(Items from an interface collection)
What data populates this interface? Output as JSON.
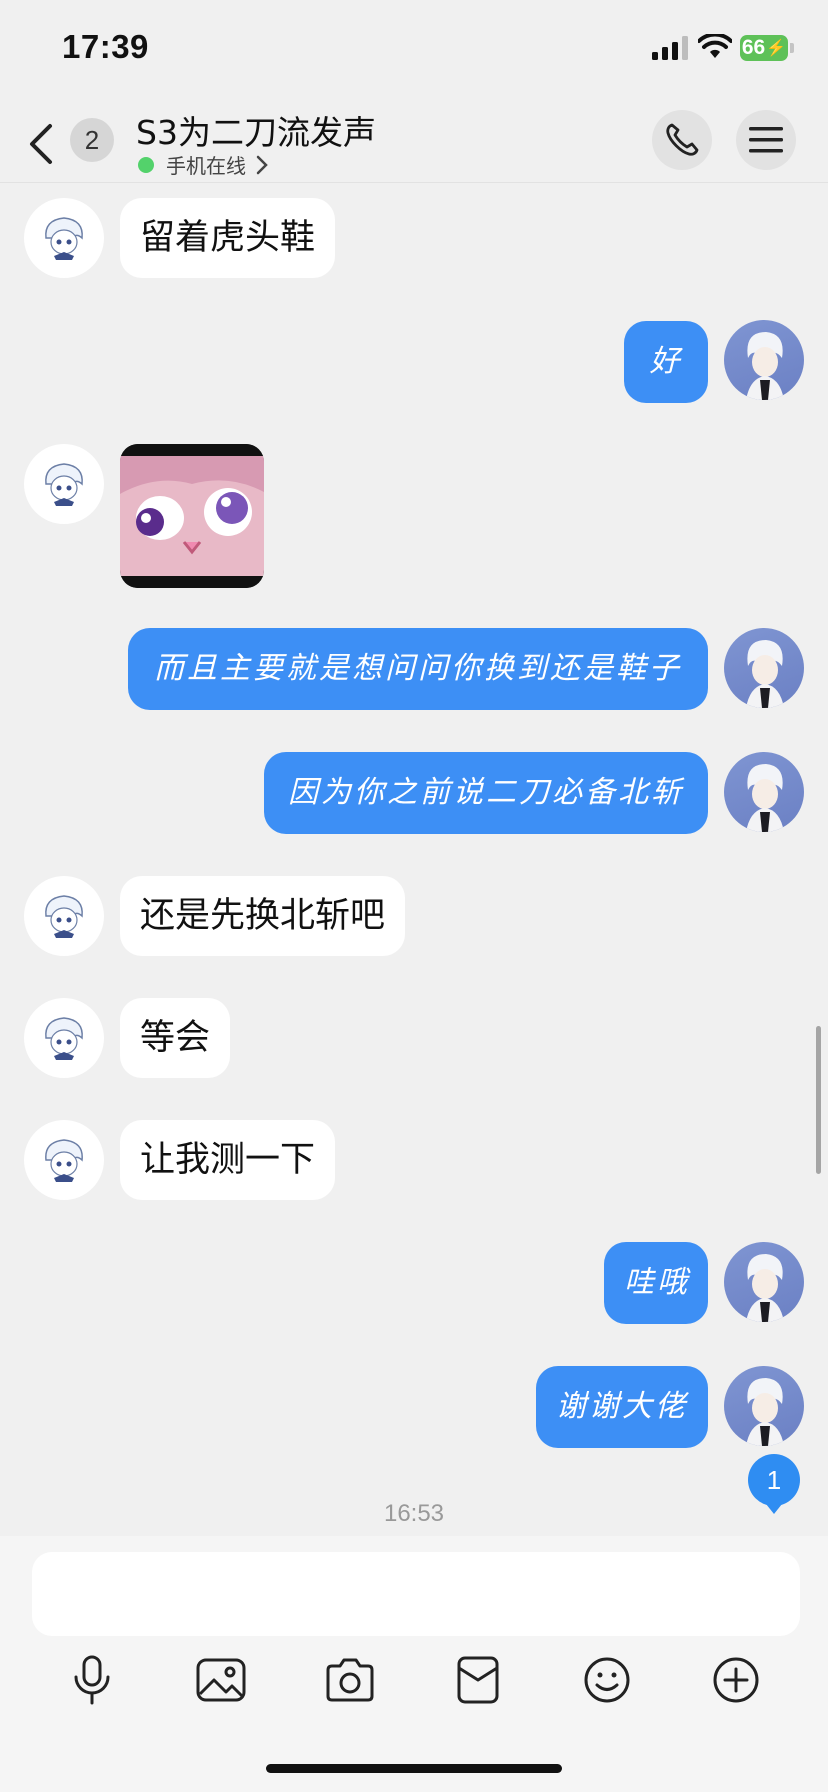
{
  "status": {
    "time": "17:39",
    "battery": "66"
  },
  "header": {
    "unread_count": "2",
    "title": "S3为二刀流发声",
    "subtitle": "手机在线"
  },
  "messages": [
    {
      "side": "in",
      "text": "留着虎头鞋"
    },
    {
      "side": "out",
      "text": "好"
    },
    {
      "side": "in",
      "type": "sticker"
    },
    {
      "side": "out",
      "text": "而且主要就是想问问你换到还是鞋子"
    },
    {
      "side": "out",
      "text": "因为你之前说二刀必备北斩"
    },
    {
      "side": "in",
      "text": "还是先换北斩吧"
    },
    {
      "side": "in",
      "text": "等会"
    },
    {
      "side": "in",
      "text": "让我测一下"
    },
    {
      "side": "out",
      "text": "哇哦"
    },
    {
      "side": "out",
      "text": "谢谢大佬"
    }
  ],
  "new_message_badge": "1",
  "timestamp": "16:53",
  "input": {
    "placeholder": ""
  },
  "toolbar": [
    "microphone-icon",
    "image-icon",
    "camera-icon",
    "red-packet-icon",
    "emoji-icon",
    "plus-icon"
  ],
  "colors": {
    "accent": "#3d8ff5",
    "online": "#53d26b",
    "battery": "#5ec158"
  }
}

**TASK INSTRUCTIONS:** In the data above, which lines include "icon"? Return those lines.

**OUTPUT OF THE EXERCISE:**
    "microphone-icon",
    "image-icon",
    "camera-icon",
    "red-packet-icon",
    "emoji-icon",
    "plus-icon"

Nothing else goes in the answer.